Yet this is a surprisingly practical place to live. There’s a doctor’s surgery and a post office in a really useful general village store with butcher selling everything from local free range eggs and handmade pies to milk and wine. There’s also a buoyant community life which includes Burley Players, an amateur theatre society presenting musicals, pantomimes and murder supper evenings, and Burley Young Dramatics for six to 14 year-olds.
Activities include Forest Leisure Cycling, hiring out and selling bicycles from a picturesque weather-boarded hut, a boon for those keen to make the most of more than 100 miles of cycle trails and routes winding through the New Forest. There’s a cricket club, founded in 1875, its pitch frequently cropped by free-ranging ponies. A golf club has spectacular forest views and the occasional hoofmark on the greens. Hacks, lessons and a pony club for eight to 16 year-olds is available at Bagnum Equestrian Centre, just west of Burley. There’s coarse fishing at Beeches Brook Fishery, a privately owned two-acre lake. Otherwise, as Burley is surrounded by the New Forest landscape, footpaths head off in every direction, to wander along, enjoying the wildlife and wide views.
Families will approve of the schooling. Little Deers nursery and Burley Primary are both Good says Ofsted, while Bransgore Primary, in the next village heading southwest, is considered Outstanding. At secondary level, Ringwood School, which covers the Burley area, is Good and independent Ballard School, less than seven miles away at New Milton, is rated Excellent by the Independent Schools Inspectorate (ISI) and Outstanding by the ISI in conjunction with Ofsted.
Deep in the forest, Burley is perhaps unexpectedly accessible for the commuter. It lies equidistant between Bournemouth and Southampton (both about 16 miles away). The A31 is a couple of miles drive and Brockenhurst mainline station is just seven miles – with London Waterloo in 90 minutes or so.
As for property, out of all the New Forest villages Burley probably has a bigger percentage of properties with equestrian facilities – purely because it is surrounded by forest. Strict planning controls also mean that Burley has more than its fair share of traditional chocolate boxy New Forest properties, many hidden down lanes and tracks. These have huge appeal as both family homes and holiday hideaways. However, with limited supply and high demand, such properties tend to sell quickly – some have been known to be snapped up within hours of coming to the market.

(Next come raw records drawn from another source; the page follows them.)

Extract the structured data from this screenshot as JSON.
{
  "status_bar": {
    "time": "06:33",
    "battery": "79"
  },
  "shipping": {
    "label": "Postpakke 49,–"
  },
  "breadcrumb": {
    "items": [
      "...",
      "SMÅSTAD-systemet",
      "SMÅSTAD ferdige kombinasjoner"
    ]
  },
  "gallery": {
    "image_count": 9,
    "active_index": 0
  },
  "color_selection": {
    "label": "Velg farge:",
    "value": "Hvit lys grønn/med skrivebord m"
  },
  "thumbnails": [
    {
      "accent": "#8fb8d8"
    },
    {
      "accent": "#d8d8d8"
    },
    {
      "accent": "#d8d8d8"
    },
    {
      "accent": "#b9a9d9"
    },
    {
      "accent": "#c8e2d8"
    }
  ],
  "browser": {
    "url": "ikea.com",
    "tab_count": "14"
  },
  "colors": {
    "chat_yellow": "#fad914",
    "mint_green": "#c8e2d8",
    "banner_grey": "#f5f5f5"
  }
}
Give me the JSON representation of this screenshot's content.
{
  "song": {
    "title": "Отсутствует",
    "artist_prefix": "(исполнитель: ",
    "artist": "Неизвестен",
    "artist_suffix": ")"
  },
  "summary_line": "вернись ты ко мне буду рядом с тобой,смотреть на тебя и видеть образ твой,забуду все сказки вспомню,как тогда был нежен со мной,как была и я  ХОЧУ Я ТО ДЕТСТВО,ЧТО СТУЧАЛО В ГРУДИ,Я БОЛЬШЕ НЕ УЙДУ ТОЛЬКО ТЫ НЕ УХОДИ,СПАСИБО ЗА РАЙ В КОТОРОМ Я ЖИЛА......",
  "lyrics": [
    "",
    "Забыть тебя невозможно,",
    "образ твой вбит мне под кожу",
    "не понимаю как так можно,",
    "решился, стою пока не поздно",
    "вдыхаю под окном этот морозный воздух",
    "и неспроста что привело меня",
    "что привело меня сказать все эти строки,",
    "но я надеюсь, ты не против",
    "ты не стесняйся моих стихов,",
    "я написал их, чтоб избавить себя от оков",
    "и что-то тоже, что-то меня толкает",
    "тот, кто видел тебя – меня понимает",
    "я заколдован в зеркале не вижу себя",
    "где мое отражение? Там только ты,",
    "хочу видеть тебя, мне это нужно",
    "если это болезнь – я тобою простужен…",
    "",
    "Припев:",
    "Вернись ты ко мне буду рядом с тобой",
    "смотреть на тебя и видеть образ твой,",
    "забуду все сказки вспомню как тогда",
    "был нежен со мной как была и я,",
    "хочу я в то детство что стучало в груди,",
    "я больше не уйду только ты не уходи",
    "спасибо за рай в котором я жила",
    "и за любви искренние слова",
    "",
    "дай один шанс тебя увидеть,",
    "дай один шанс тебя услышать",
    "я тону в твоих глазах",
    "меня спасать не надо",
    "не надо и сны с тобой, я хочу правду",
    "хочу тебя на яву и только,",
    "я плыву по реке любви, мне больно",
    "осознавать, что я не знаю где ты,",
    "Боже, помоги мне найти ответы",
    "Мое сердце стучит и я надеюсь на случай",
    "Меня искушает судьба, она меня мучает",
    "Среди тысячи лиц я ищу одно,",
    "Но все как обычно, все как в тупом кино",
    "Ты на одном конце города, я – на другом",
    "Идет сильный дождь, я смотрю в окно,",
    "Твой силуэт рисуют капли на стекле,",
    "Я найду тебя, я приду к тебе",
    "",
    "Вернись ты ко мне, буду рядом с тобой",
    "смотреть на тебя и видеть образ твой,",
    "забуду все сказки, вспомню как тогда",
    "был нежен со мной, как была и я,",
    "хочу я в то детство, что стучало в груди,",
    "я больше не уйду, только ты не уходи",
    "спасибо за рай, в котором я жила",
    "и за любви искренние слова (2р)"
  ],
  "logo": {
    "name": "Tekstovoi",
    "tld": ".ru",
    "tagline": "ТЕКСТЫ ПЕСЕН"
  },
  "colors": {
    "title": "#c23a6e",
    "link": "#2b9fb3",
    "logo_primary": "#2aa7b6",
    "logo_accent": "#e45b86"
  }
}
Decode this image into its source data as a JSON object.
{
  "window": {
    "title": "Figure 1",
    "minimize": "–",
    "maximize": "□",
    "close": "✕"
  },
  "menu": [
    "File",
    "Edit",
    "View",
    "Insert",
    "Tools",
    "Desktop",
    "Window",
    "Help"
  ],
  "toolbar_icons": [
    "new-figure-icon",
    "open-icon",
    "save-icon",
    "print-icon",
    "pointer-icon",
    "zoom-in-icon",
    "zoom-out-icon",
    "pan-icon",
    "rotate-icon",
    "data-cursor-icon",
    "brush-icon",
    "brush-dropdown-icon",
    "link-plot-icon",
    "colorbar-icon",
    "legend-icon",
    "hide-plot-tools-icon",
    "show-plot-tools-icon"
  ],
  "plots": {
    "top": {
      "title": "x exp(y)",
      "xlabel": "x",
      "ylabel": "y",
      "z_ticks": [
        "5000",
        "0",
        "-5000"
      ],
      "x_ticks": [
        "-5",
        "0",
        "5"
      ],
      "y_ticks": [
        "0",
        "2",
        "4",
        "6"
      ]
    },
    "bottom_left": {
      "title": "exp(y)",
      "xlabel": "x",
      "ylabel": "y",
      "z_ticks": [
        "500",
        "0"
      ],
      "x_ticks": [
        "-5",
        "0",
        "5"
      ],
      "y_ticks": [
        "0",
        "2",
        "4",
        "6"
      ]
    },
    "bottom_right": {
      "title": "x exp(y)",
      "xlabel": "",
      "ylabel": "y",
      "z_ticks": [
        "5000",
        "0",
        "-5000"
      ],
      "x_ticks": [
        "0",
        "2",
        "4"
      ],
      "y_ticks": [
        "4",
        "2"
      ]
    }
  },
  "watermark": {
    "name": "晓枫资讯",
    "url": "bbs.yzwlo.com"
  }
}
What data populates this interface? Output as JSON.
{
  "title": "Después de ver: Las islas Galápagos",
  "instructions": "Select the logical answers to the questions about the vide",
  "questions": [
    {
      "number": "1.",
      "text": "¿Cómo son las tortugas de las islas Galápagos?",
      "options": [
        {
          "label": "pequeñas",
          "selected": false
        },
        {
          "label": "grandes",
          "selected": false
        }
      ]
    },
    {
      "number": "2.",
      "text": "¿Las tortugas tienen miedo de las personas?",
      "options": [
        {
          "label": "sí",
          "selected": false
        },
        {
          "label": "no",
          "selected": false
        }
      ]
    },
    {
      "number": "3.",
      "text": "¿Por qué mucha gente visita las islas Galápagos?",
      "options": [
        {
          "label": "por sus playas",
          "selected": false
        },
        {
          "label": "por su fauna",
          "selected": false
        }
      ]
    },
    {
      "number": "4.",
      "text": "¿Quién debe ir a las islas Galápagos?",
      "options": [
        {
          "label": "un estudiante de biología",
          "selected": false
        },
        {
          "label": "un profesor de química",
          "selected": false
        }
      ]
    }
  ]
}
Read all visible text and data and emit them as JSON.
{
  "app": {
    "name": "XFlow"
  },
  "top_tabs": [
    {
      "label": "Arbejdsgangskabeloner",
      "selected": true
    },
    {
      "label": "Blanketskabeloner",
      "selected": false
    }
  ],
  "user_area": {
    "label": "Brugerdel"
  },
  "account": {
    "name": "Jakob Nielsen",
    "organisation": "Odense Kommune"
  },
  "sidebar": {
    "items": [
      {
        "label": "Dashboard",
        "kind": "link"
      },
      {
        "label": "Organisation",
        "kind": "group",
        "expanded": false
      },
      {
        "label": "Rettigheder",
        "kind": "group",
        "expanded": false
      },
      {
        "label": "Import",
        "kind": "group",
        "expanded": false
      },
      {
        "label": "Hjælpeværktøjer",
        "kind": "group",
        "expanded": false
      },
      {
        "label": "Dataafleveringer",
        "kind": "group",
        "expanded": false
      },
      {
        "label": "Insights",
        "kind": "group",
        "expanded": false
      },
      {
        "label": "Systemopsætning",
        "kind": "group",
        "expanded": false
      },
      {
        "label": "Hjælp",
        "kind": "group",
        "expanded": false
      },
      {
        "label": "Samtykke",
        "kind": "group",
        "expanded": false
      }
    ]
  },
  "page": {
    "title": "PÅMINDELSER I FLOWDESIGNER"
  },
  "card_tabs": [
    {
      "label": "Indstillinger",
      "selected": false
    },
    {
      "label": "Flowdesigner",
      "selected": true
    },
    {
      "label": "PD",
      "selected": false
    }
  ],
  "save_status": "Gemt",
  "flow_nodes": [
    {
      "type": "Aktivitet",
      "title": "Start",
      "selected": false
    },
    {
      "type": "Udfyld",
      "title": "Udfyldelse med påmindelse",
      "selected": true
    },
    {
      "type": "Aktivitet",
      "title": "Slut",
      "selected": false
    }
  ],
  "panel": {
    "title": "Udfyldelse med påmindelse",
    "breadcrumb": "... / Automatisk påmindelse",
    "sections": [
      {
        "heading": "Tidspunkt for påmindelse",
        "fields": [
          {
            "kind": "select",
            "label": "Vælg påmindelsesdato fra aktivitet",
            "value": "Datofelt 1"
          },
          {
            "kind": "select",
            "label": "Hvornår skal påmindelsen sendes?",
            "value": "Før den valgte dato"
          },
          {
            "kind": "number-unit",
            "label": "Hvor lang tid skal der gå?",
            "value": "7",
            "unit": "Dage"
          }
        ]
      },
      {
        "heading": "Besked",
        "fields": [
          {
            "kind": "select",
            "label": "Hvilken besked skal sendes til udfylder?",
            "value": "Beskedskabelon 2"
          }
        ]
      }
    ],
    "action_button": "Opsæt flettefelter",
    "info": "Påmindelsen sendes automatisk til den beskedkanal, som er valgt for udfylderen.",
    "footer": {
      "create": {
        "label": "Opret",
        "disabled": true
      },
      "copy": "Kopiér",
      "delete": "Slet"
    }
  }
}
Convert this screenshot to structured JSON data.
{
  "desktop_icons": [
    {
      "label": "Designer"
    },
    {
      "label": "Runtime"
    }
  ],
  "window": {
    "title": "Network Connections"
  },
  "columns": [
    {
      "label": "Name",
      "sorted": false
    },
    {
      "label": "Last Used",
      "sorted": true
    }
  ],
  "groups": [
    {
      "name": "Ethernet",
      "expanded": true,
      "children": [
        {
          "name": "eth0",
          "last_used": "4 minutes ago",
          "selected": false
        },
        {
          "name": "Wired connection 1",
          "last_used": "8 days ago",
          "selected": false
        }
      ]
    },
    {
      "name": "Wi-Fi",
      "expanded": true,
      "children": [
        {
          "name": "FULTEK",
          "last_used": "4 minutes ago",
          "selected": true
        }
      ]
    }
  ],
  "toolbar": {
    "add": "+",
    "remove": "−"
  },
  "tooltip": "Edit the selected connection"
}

This is understandable: after all Burley makes the dream of living a free, foresty life not simply a fantasy.
“The market is phenomenal. Burley has always been popular as it’s one of the jewels of the New Forest; it’s one of the three Bs – Beaulieu, Brockenhurst and Burley. Anything we get just seems to fly out. We’ve even been selling property that isn’t on the books.
“It’s an aspirational village. Those living locally target it as a village they would love to live in one day, while people moving here from outside the area pick up on the fact that it is a little oasis in the middle of the New Forest. There is nowhere else quite like it. It is like an island in the New Forest, while geographically it’s very convenient.
“The market is never going to be diluted here as no infilling or multiple builds are allowed. If you do get permission to knock down a property you can only replace it with another one, you can’t build three in its place. As far as the planners are concerned there’s no village curtilage in Burley, it’s all considered to be forest and falls under the more strict New Forest rules as opposed to local planning laws.
“We also cover Emery Down and Minstead to the east, which are also very popular, and Bransgore to the west. We have people come to us as they’re considering Burley who end up buying in Bransgore and hamlets, such as Waterditch and Neacroft, when they realise they can get more bang for their buck only two or three miles down the road.
“Personally, what I like about Burley is the really strong community spirit with two village halls, village pantos, WI, art exhibitions and classes and activities going on. Now we have a wonderful village shop, Shappen Stores. It has a traditional butcher, post office and there’s almost a farm shop feel to it with the range of local and quality produce. Owners Nigel and Charlotte Blow are a lovely couple, all the locals use it and love it, and it’s going great guns.”